You should consider the following when planning to travel:
Travel Outside the U.S.
When traveling outside the U.S. as an F-1 or J-1 student or scholar, you will need the following documents to return:
- A valid passport with a minimum of 6 months validity upon return to the United States
- If you plan to renew your passport at home please check renewal times before you travel so that your return to the U.S. will not be delayed.
- A valid F-1 or J-1 visa
- If your visa is expired, you will need a new unexpired visa to request entry to the U.S.
- If you have changed your status to F-1 or J-1 while in the U.S. you will need a new visa to re-enter. If you re-enter in your old status, the F-1 or J-1 status you have obtained through a change of status in the U.S. will be cancelled.
- Current Transcripts or proof of funding is not required, but recommended
- For J-1 students and scholars: DS-2019 endorsed for travel by an ISSS coordinator within the past 6 months
- For F-1 students not on OPT: a valid I-20 endorsed for travel by an ISSS coordinator within the past 12 months. If you are traveling outside of the U.S. and require a travel endorsement, you must submit the travel endorsement request through your ISSS Connect portal.
- For F-1 students on OPT: a valid I-20 endorsed for travel by an ISSS coordinator within the past 6 months and your valid EAD card and employment letter.

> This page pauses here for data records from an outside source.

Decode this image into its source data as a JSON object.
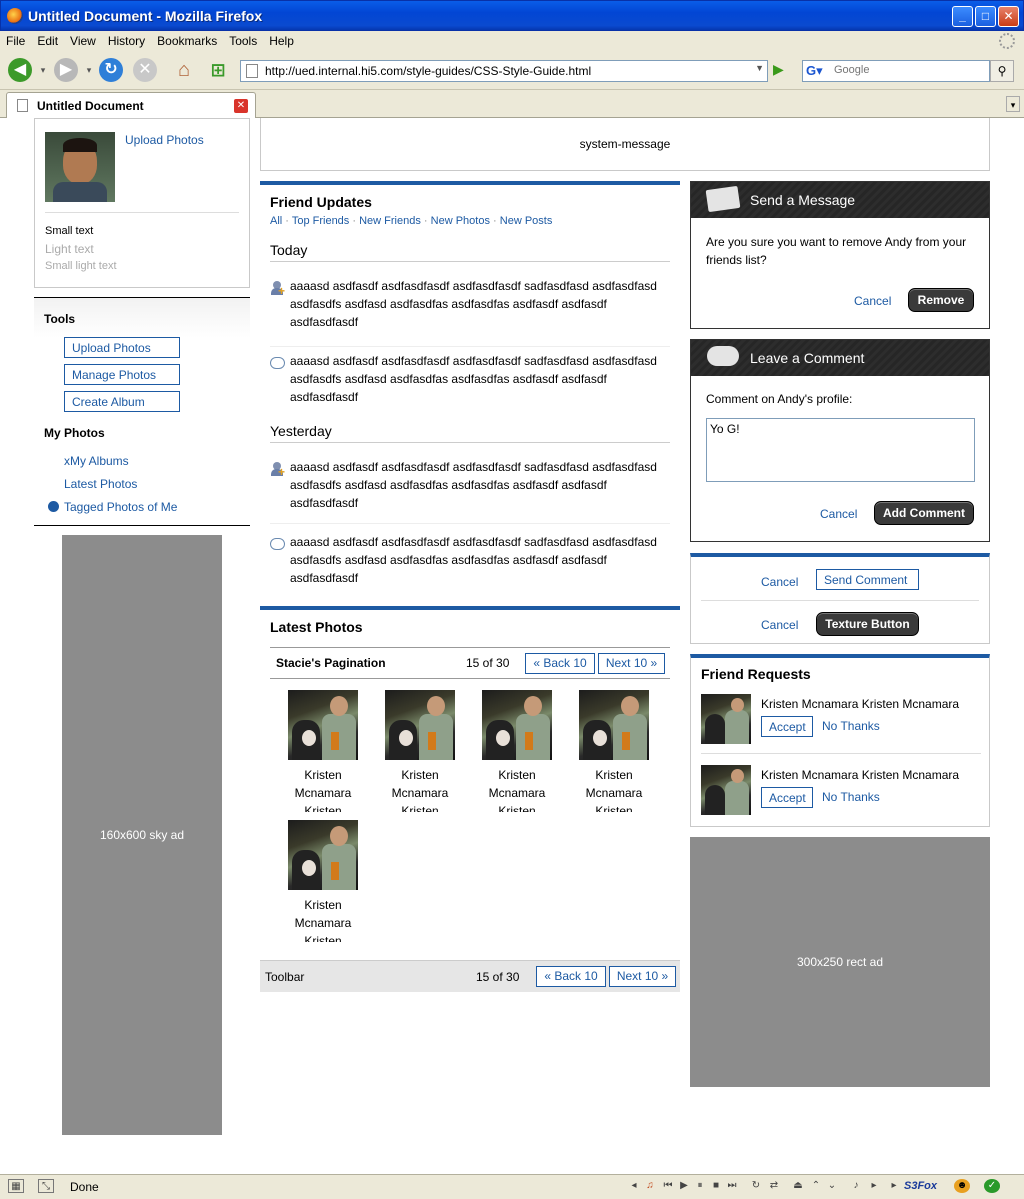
{
  "window": {
    "title": "Untitled Document - Mozilla Firefox",
    "menu": [
      "File",
      "Edit",
      "View",
      "History",
      "Bookmarks",
      "Tools",
      "Help"
    ],
    "url": "http://ued.internal.hi5.com/style-guides/CSS-Style-Guide.html",
    "search_placeholder": "Google",
    "tab_title": "Untitled Document",
    "status": "Done",
    "status_addon": "S3Fox"
  },
  "left": {
    "upload_photos_link": "Upload Photos",
    "small_text": "Small text",
    "light_text": "Light text",
    "small_light_text": "Small light text",
    "tools_title": "Tools",
    "tool_buttons": [
      "Upload Photos",
      "Manage Photos",
      "Create Album"
    ],
    "my_photos_title": "My Photos",
    "my_photos_links": [
      "xMy Albums",
      "Latest Photos",
      "Tagged Photos of Me"
    ],
    "sky_ad": "160x600 sky ad"
  },
  "center": {
    "system_message": "system-message",
    "friend_updates_title": "Friend Updates",
    "filters": [
      "All",
      "Top Friends",
      "New Friends",
      "New Photos",
      "New Posts"
    ],
    "today_label": "Today",
    "yesterday_label": "Yesterday",
    "feed_text": "aaaasd asdfasdf asdfasdfasdf asdfasdfasdf sadfasdfasd asdfasdfasd asdfasdfs asdfasd asdfasdfas asdfasdfas asdfasdf asdfasdf asdfasdfasdf",
    "latest_photos_title": "Latest Photos",
    "pagination_label": "Stacie's Pagination",
    "page_count": "15 of 30",
    "back_label": "« Back 10",
    "next_label": "Next 10 »",
    "photo_caption": "Kristen Mcnamara",
    "photo_caption_overflow": "Kristen",
    "toolbar_label": "Toolbar"
  },
  "right": {
    "send_message_title": "Send a Message",
    "remove_question": "Are you sure you want to remove Andy from your friends list?",
    "cancel": "Cancel",
    "remove": "Remove",
    "leave_comment_title": "Leave a Comment",
    "comment_label": "Comment on Andy's profile:",
    "comment_value": "Yo G!",
    "add_comment": "Add Comment",
    "send_comment": "Send Comment",
    "texture_button": "Texture Button",
    "friend_requests_title": "Friend Requests",
    "requester_name": "Kristen Mcnamara Kristen Mcnamara",
    "accept": "Accept",
    "no_thanks": "No Thanks",
    "rect_ad": "300x250 rect ad"
  },
  "colors": {
    "link": "#1d5aa3",
    "accent_bar": "#1d5aa3",
    "dark_button": "#3a3a3a",
    "ad_gray": "#8c8c8c"
  }
}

If you are traveling outside of the U.S. and require a travel endorsement, you must submit the travel endorsement request through your ISSS Connect portal.
Your F-1 or J-1 visa must be valid to request re-entry to the U.S. Consider the following before traveling back and requesting re-entry to the U.S.:
- The expiration date of your visa must be on or after your return date.
- The number of entries listed on your visa allowing for your re-entry.
- The letter “M” in this section of your visa indicates multiple entries that are not limited.
- Some visas have a number for entries; ensure that you have enough allowed re-entries available to be eligible for re-entry upon your return.
Students with a valid visa in an expired passport:
- You may continue to use the valid visa.
- A valid passport is required to request re-entry to the U.S.
- You will continue to use the valid visa that is in your expired passport.
- You will need to carry both your expired passport with the valid visa AND the unexpired passport to request re-entry to the U.S.
- Make sure your valid visa is physically intact and does not have any cuts or holes in it, even if the expired passport does have cuts or holes.
Students with an expired visa:
- You will need to apply for a new visa before you will be eligible to request re-entry to the U.S.
- Visas can only be issued while outside the U.S.
- If possible, it is recommended that you apply for the new visa in your home country.
- It is not guaranteed that you will be given an appointment in a third country. Exceptions are made for citizens of countries where there is no U.S. embassy or for students who have another valid reason for being in the third country, such as residence in the third country or attendance at a conference in the third country.
- If applying in a third country, you must be prepared to spend a significant amount of time for the visa process, especially if you become subject to administrative processing or a background check.
- Contact the U.S. Embassy or Consulate where you will apply for a complete list of visa requirements.
- F-1 students on OPT: you may be required to bring additional documents to the visa appointment.
If you plan to visit Canada, Mexico or adjacent islands (excluding Cuba) for less than 30 days, you may be able to return to the U.S. with an expired F-1 or J-1 visa. Make an appointment with an Immigration Coordinator to see if you qualify.
Upon your return to the U.S.:
- Review for accuracy, download, and keep for your records a copy of your new I-94 record
- If your entry is not reflected correctly after 24 hours from your entry to the U.S., make an appointment with an Immigration Coordinator for assistance
- Determine if you need to consult with an Immigration Coordinator if you were given any materials by Customs and Border Protection Officials at the Port of Entry (ex. an I-515A/Deferred Inspection I-94 and letter; DHS Form I-193)
Travel Within the U.S.
When traveling you should always be able to document your immigration status, particularly while traveling in the U.S. This means having your passport and I-20/DS-2019 with you.
You should be extremely cautious when traveling near a U.S. border to ensure you don’t unintentionally cross into a different country.